Quintus Curtius Rufus (fl. 1st century CE).
Incomincia la Historia d’Alexandro Magno
figluolo di Philippo re di Macedonia.
Florence: Dominican Nuns of San Jacopo di Ripoli, 1478. (07041)
Among the first women known to have been directly involved in the production of printed books were the Dominican nuns at the Convent of San Jacopo di Ripoli in Florence. Their press, operated under the direction of Fra Domenico da Pistoia, a Dominican monk with ties to the Florentine book trade, issued approximately one hundred different editions between 1476 and 1484. These included short devotional works, religious broadsides, and important literary texts.
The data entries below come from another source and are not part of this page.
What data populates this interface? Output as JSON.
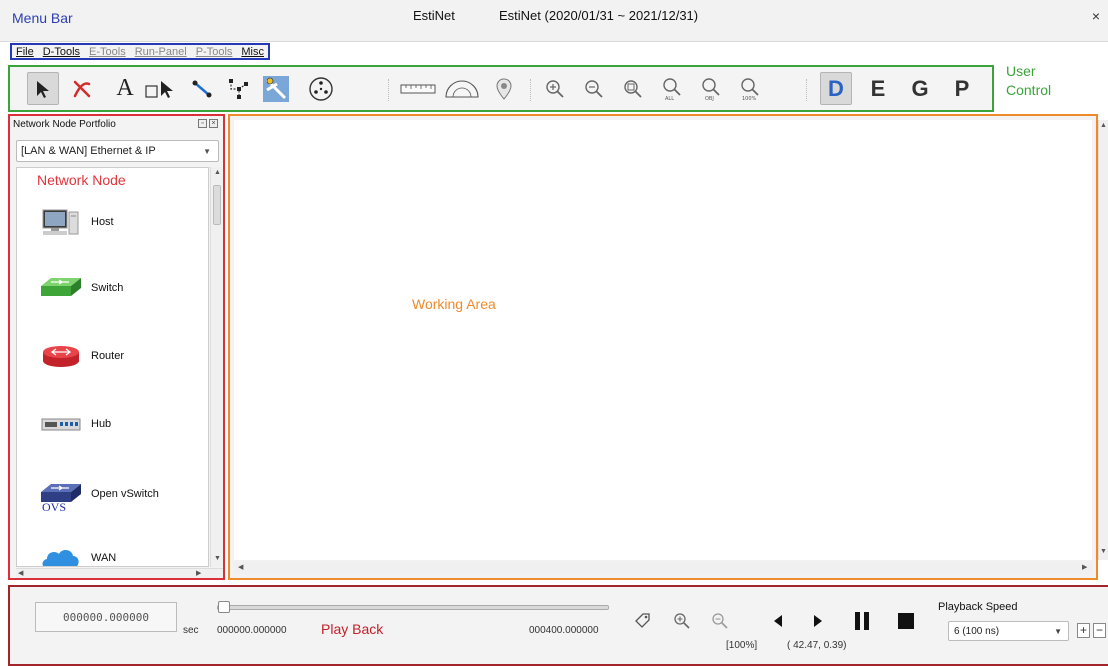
{
  "window": {
    "annotation_menubar": "Menu Bar",
    "app_name": "EstiNet",
    "title": "EstiNet  (2020/01/31 ~ 2021/12/31)",
    "close": "×"
  },
  "menubar": {
    "items": [
      {
        "label": "File",
        "enabled": true
      },
      {
        "label": "D-Tools",
        "enabled": true
      },
      {
        "label": "E-Tools",
        "enabled": false
      },
      {
        "label": "Run-Panel",
        "enabled": false
      },
      {
        "label": "P-Tools",
        "enabled": false
      },
      {
        "label": "Misc",
        "enabled": true
      }
    ]
  },
  "toolbar": {
    "annotation_line1": "User",
    "annotation_line2": "Control",
    "mode_letters": [
      "D",
      "E",
      "G",
      "P"
    ],
    "active_mode": "D",
    "text_tool_glyph": "A"
  },
  "portfolio": {
    "title": "Network Node Portfolio",
    "category": "[LAN & WAN] Ethernet & IP",
    "annotation": "Network Node",
    "nodes": [
      {
        "label": "Host",
        "icon": "host-icon"
      },
      {
        "label": "Switch",
        "icon": "switch-icon"
      },
      {
        "label": "Router",
        "icon": "router-icon"
      },
      {
        "label": "Hub",
        "icon": "hub-icon"
      },
      {
        "label": "Open vSwitch",
        "icon": "ovs-icon",
        "badge": "OVS"
      },
      {
        "label": "WAN",
        "icon": "cloud-icon"
      }
    ]
  },
  "workarea": {
    "annotation": "Working Area"
  },
  "playback": {
    "current_time": "000000.000000",
    "unit": "sec",
    "start_time": "000000.000000",
    "annotation": "Play Back",
    "end_time": "000400.000000",
    "speed_label": "Playback Speed",
    "speed_value": "6 (100 ns)",
    "plus": "+",
    "minus": "−"
  },
  "status": {
    "zoom": "[100%]",
    "coords": "( 42.47, 0.39)"
  },
  "colors": {
    "menubar_frame": "#2438b8",
    "toolbar_frame": "#3aa33a",
    "portfolio_frame": "#d9303a",
    "workarea_frame": "#ef8a2a",
    "playback_frame": "#a3242b"
  }
}
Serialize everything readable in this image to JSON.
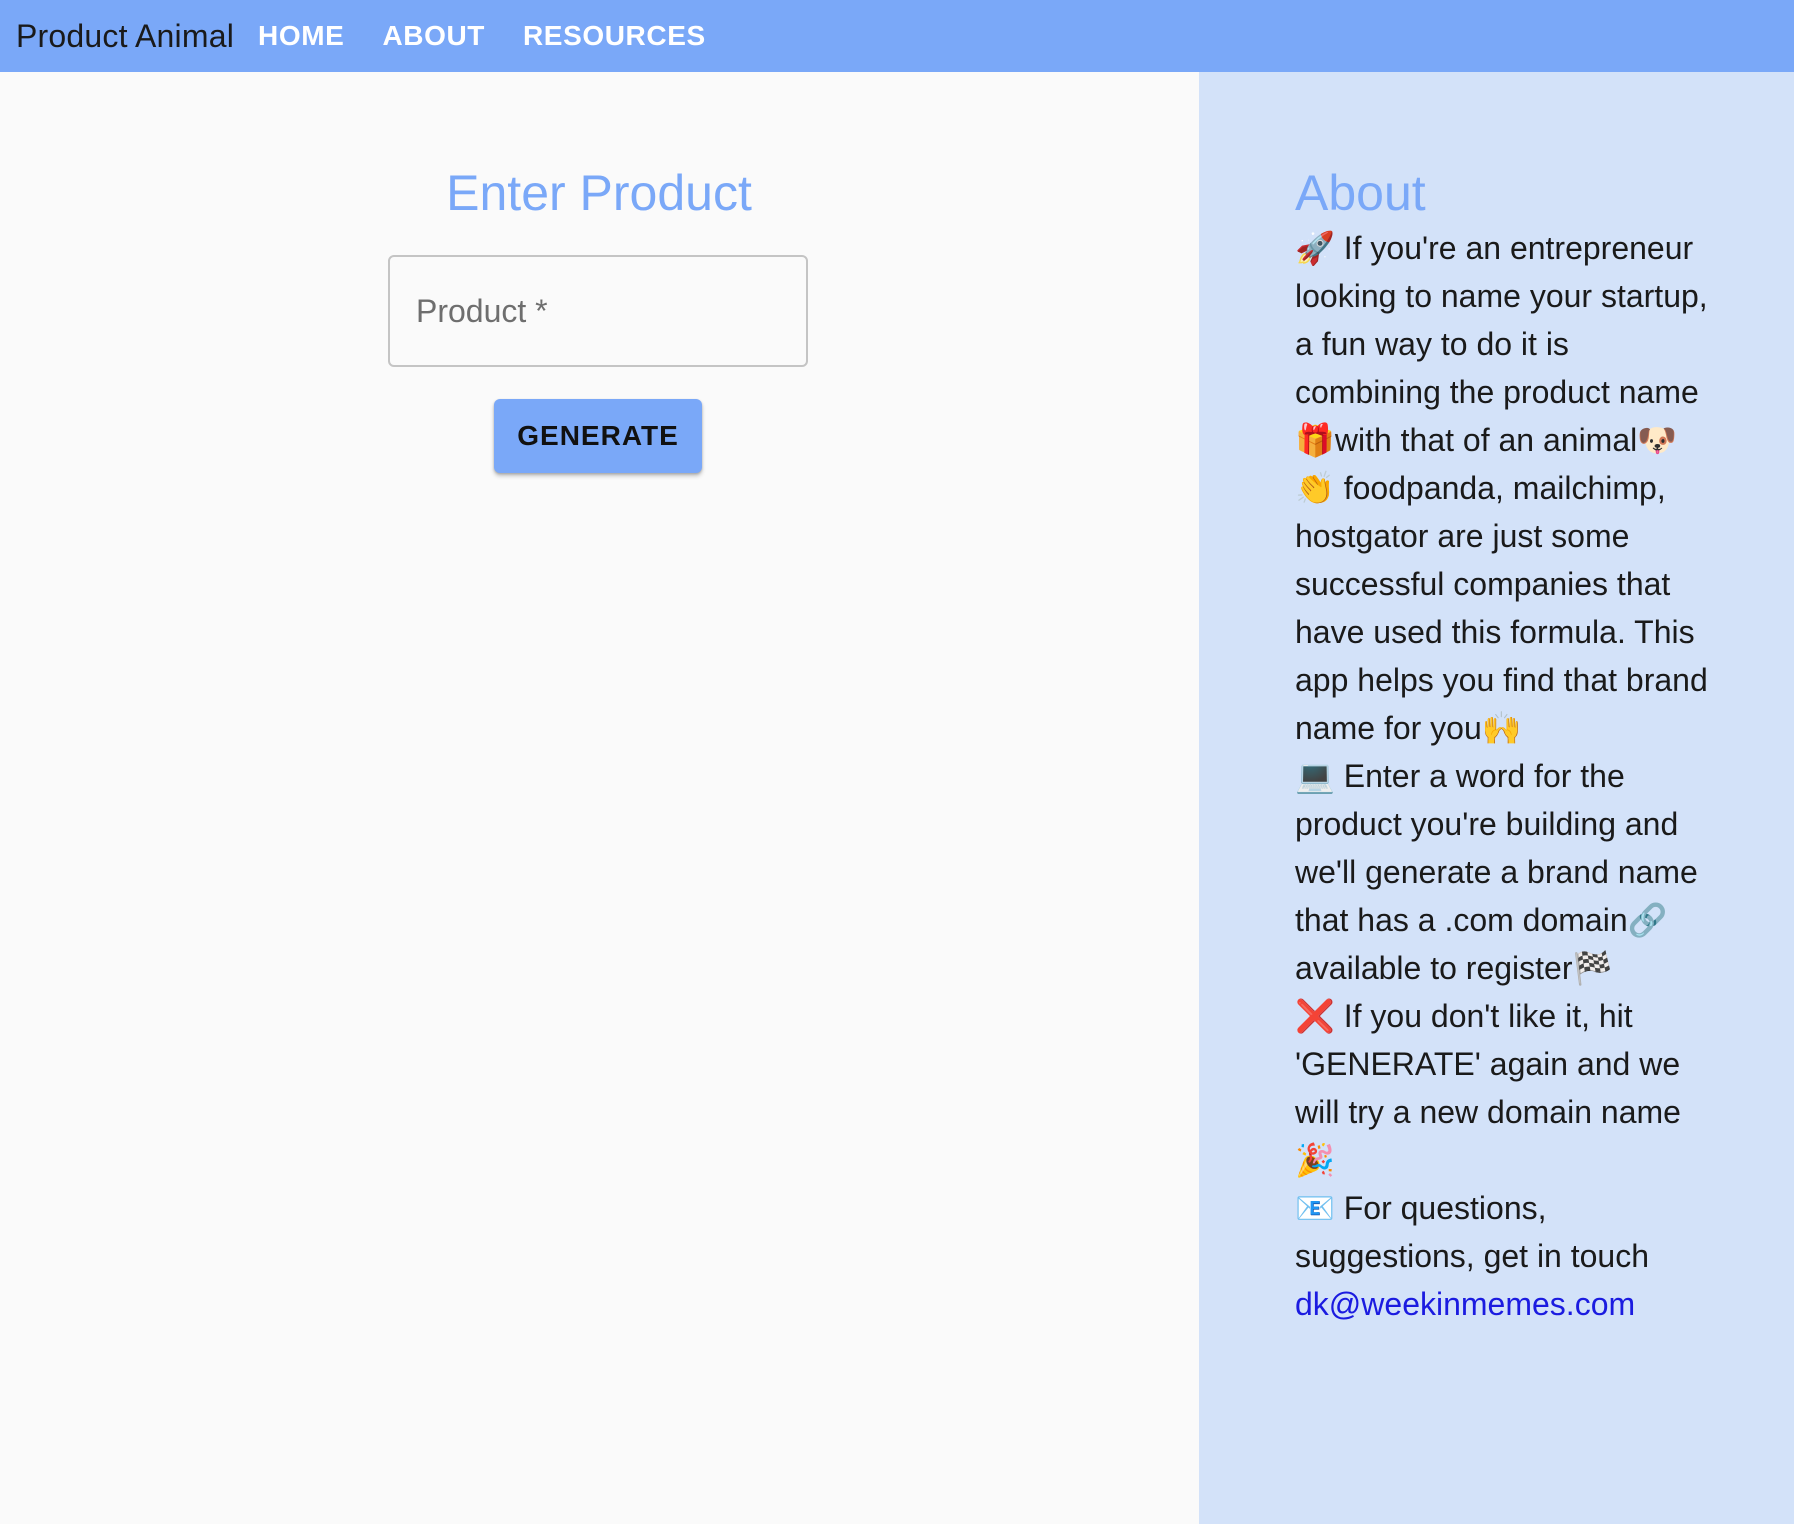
{
  "navbar": {
    "brand": "Product Animal",
    "links": [
      "HOME",
      "ABOUT",
      "RESOURCES"
    ]
  },
  "form": {
    "title": "Enter Product",
    "input_placeholder": "Product *",
    "input_value": "",
    "generate_label": "GENERATE"
  },
  "about": {
    "title": "About",
    "paragraphs": [
      {
        "icon": "rocket-icon",
        "glyph": "🚀",
        "text": "If you're an entrepreneur looking to name your startup, a fun way to do it is combining the product name 🎁with that of an animal🐶"
      },
      {
        "icon": "clapping-hands-icon",
        "glyph": "👏",
        "text": "foodpanda, mailchimp, hostgator are just some successful companies that have used this formula. This app helps you find that brand name for you🙌"
      },
      {
        "icon": "laptop-icon",
        "glyph": "💻",
        "text": "Enter a word for the product you're building and we'll generate a brand name that has a .com domain🔗 available to register🏁"
      },
      {
        "icon": "cross-mark-icon",
        "glyph": "❌",
        "text": "If you don't like it, hit 'GENERATE' again and we will try a new domain name 🎉"
      },
      {
        "icon": "envelope-icon",
        "glyph": "📧",
        "text": "For questions, suggestions, get in touch"
      }
    ],
    "contact_email": "dk@weekinmemes.com"
  },
  "colors": {
    "navbar_bg": "#7aa8f8",
    "accent": "#7aa8f8",
    "sidebar_bg": "#d3e2f9",
    "link": "#1b1be0"
  }
}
The manuscript Diario (or daybook) of the San Jacopo di Ripoli printing shop records that the convent’s typesetting was done by a nun, Suor (Sister) Marietta. Fluent in Latin and Italian, she received modest wages for this skilled labor, money that went directly into her convent’s common fund. The exhibited book, the first vernacular edition of this early Latin biography of Alexander the Great, almost certainly was typeset by Suor Marietta. Working with only a single Roman typeface, she effectively emphasized the various headings by using all uppercase letters interspersed with x-shaped punctuation.